found at Radio Frequency Experiment by BH1RBG
The regenerative detector is noted for its great sensitivity.
A regenerative detector uses the principle of positive feedback of a weak input signal,
returned thru an amplifying stage, in order to substantially increase its amplitude .
But, if this feedback is "excessive" the circuit will become a free-running oscillator.
The purpose of the "reaction/regen" control is to set the "operating-point" just less than the self oscillation triggering point.
From observation it is apparent that the "JFET regen detector " section is essentially similar to the well known/reliable "JFET Hartley Oscillator"
However: reaction/regeneration control (point of just breaking into free-running oscillation) is acheived by use of a variable decoupling (AKA 'throttling') capacitor at the JFET drain.
Regenerative Detectors can be Armstrong, Hartley and Colpitts type circuit.
My design is based on an example from Mike WU2D
found at Solid State Boosted Retro Receivers video (22 min mark)
Chuck Kitchin indicates that the operating frequency of a regen detector (when in oscillation) is easily measured:
Inspired by the work of Onno PA2OHH this is my variation of the LED display frequency counter.
The circuitry and operation is very simple, the only trade-off being that
the display must be interpereted from the state of 6 adjacent led's:
the frequency count being the aritmetic "sum" of the illuminated LED's.
This you must do mentally or with pen & paper, but your eye/brain
adapts suprisingly quickly to this presentation.
A 4060 xtal osc/14 stage ripple counter, which gates on/off the 4040 12 stage ripple counter is used to count the incoming signal frequency.
Half of each cycle is used for counting the incoming signal.
On the second half of the cycle, the count is latched in a 74HC574 IC
and the 4040 is also reset to zero.

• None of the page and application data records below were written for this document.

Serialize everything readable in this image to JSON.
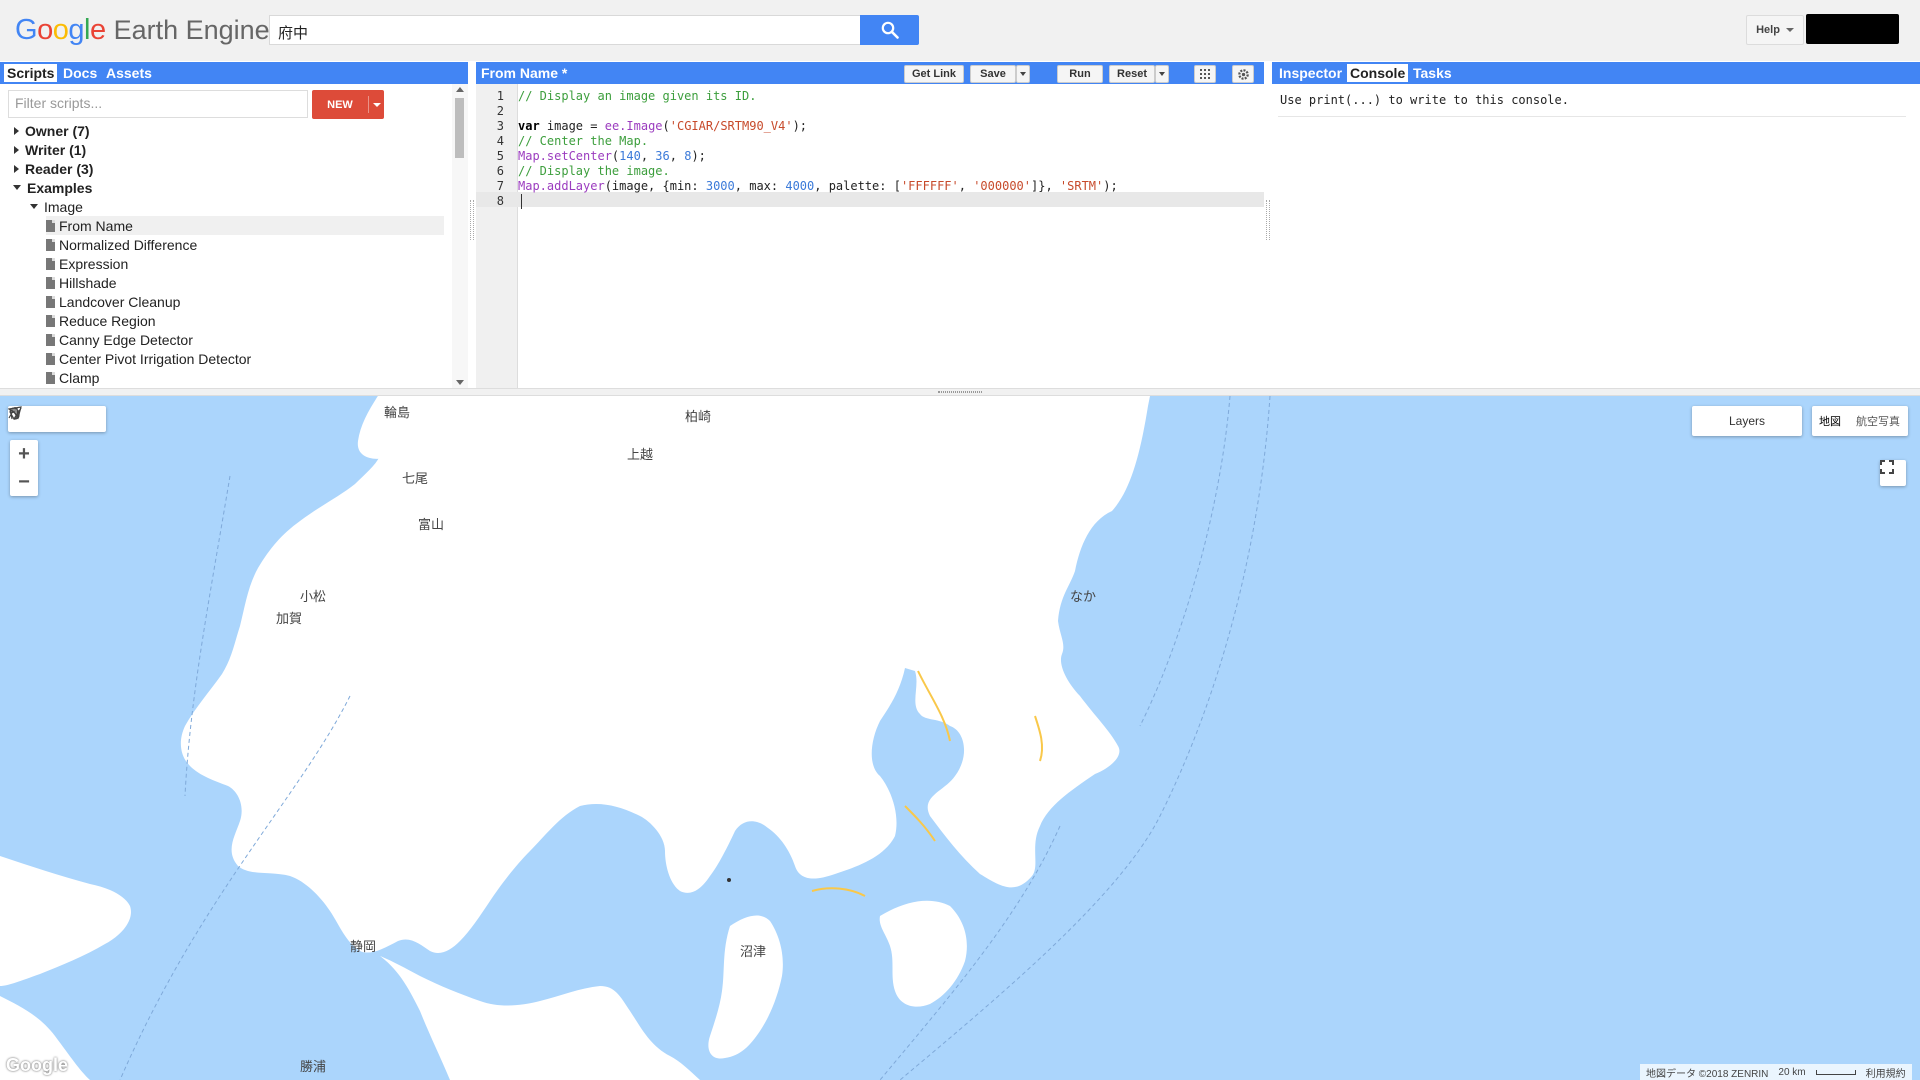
{
  "header": {
    "logo_letters": [
      "G",
      "o",
      "o",
      "g",
      "l",
      "e"
    ],
    "logo_colors": [
      "#4285f4",
      "#ea4335",
      "#fbbc05",
      "#4285f4",
      "#34a853",
      "#ea4335"
    ],
    "product": "Earth Engine",
    "search_value": "府中",
    "help_label": "Help"
  },
  "left_panel": {
    "tabs": [
      "Scripts",
      "Docs",
      "Assets"
    ],
    "active_tab": "Scripts",
    "filter_placeholder": "Filter scripts...",
    "new_label": "NEW",
    "tree": [
      {
        "label": "Owner",
        "count": "(7)",
        "kind": "folder",
        "expanded": false
      },
      {
        "label": "Writer",
        "count": "(1)",
        "kind": "folder",
        "expanded": false
      },
      {
        "label": "Reader",
        "count": "(3)",
        "kind": "folder",
        "expanded": false
      },
      {
        "label": "Examples",
        "count": "",
        "kind": "folder",
        "expanded": true
      },
      {
        "label": "Image",
        "count": "",
        "kind": "subfolder",
        "expanded": true
      },
      {
        "label": "From Name",
        "kind": "file",
        "selected": true
      },
      {
        "label": "Normalized Difference",
        "kind": "file"
      },
      {
        "label": "Expression",
        "kind": "file"
      },
      {
        "label": "Hillshade",
        "kind": "file"
      },
      {
        "label": "Landcover Cleanup",
        "kind": "file"
      },
      {
        "label": "Reduce Region",
        "kind": "file"
      },
      {
        "label": "Canny Edge Detector",
        "kind": "file"
      },
      {
        "label": "Center Pivot Irrigation Detector",
        "kind": "file"
      },
      {
        "label": "Clamp",
        "kind": "file"
      }
    ]
  },
  "editor": {
    "title": "From Name *",
    "buttons": {
      "get_link": "Get Link",
      "save": "Save",
      "run": "Run",
      "reset": "Reset"
    },
    "line_numbers": [
      "1",
      "2",
      "3",
      "4",
      "5",
      "6",
      "7",
      "8"
    ],
    "code": {
      "l1": "// Display an image given its ID.",
      "l3_kw": "var",
      "l3_a": " image = ",
      "l3_fn": "ee.Image",
      "l3_b": "(",
      "l3_str": "'CGIAR/SRTM90_V4'",
      "l3_c": ");",
      "l4": "// Center the Map.",
      "l5_fn": "Map.setCenter",
      "l5_a": "(",
      "l5_n1": "140",
      "l5_b": ", ",
      "l5_n2": "36",
      "l5_c": ", ",
      "l5_n3": "8",
      "l5_d": ");",
      "l6": "// Display the image.",
      "l7_fn": "Map.addLayer",
      "l7_a": "(image, {min: ",
      "l7_n1": "3000",
      "l7_b": ", max: ",
      "l7_n2": "4000",
      "l7_c": ", palette: [",
      "l7_s1": "'FFFFFF'",
      "l7_d": ", ",
      "l7_s2": "'000000'",
      "l7_e": "]}, ",
      "l7_s3": "'SRTM'",
      "l7_f": ");"
    }
  },
  "right_panel": {
    "tabs": [
      "Inspector",
      "Console",
      "Tasks"
    ],
    "active_tab": "Console",
    "console_text": "Use print(...) to write to this console."
  },
  "map": {
    "layers_label": "Layers",
    "map_types": [
      "地図",
      "航空写真"
    ],
    "labels": [
      "輪島",
      "柏崎",
      "上越",
      "七尾",
      "富山",
      "小松",
      "加賀",
      "なか",
      "沼津",
      "静岡",
      "勝浦"
    ],
    "attribution": "地図データ ©2018 ZENRIN",
    "scale": "20 km",
    "terms": "利用規約",
    "watermark": "Google",
    "colors": {
      "water": "#abd5fc",
      "land": "#ffffff",
      "road": "#f9c84a"
    }
  }
}
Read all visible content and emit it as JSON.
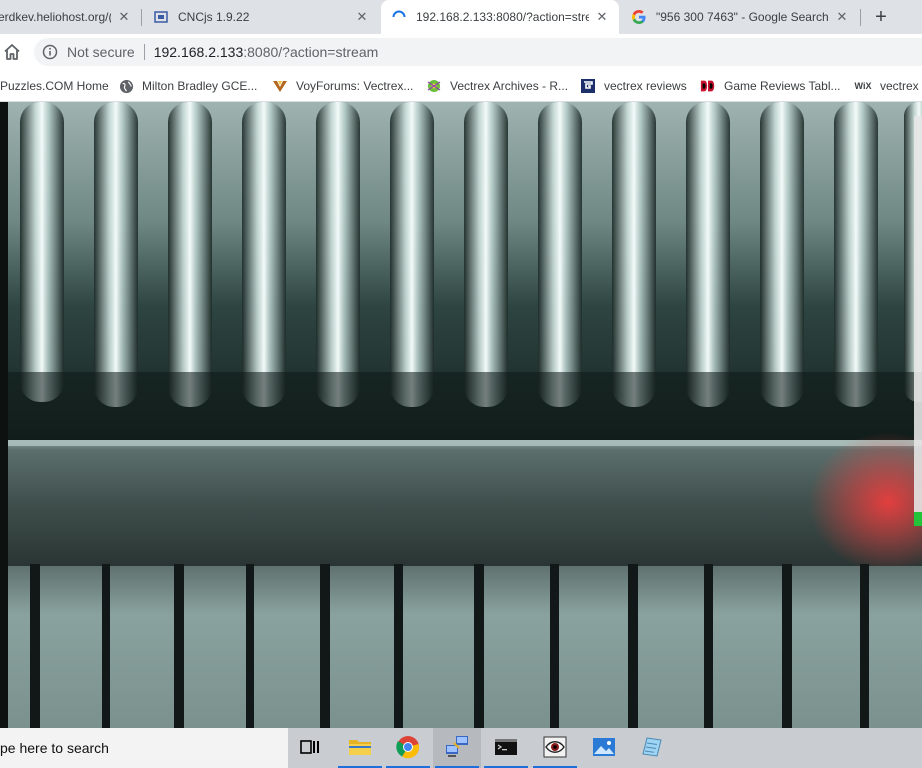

Mhz position: 15625 Hz sample 64uS period 32uS count, 32uS display
Khz position: 244.1 Hz sample 4.096 mS period 2.048 mS count, 2.048 mS display
The state of the latched count in the 74HC574 is displayed on a row of LED's.
The 6 LED's indicate a frequency value of 8, 4, 2, 1, 0.5, 0.25 (MHz switch pos'n)
and 125, 62, 31, 16, 8, 4 (KHz switch pos'n)
I have used the 74HC 4xxx series (high speed CMOS) family logic IC's
The useable maximum frequency limit (at 5V rail) is 40 MHz.
The LED display upper limit capability is just< 16MHz.
In the MHz switch pos'n the counter displays the most significant 6 highest 'bits' of the count.
Accuracy here would then be 1 part in 64 (about 1.5%)
In the KHz position the counter is over-run (several times)
however provided the input signal is stable we read the truncated frequency count accurate to 4KHz.
Arithmetic addition of the two readings will give a figure of accuracy of 1 bit in 2 power 12 or 1 part in 4096 ( 0.02%)
So you can see; that this very simple idea is indeed quite usefull!
I also recommend that you read Hans Summers excellent follow-up designs and notes,
based on Onno's circuits at Hans Summers G0UPL
See also "VK6FH-freq' counter"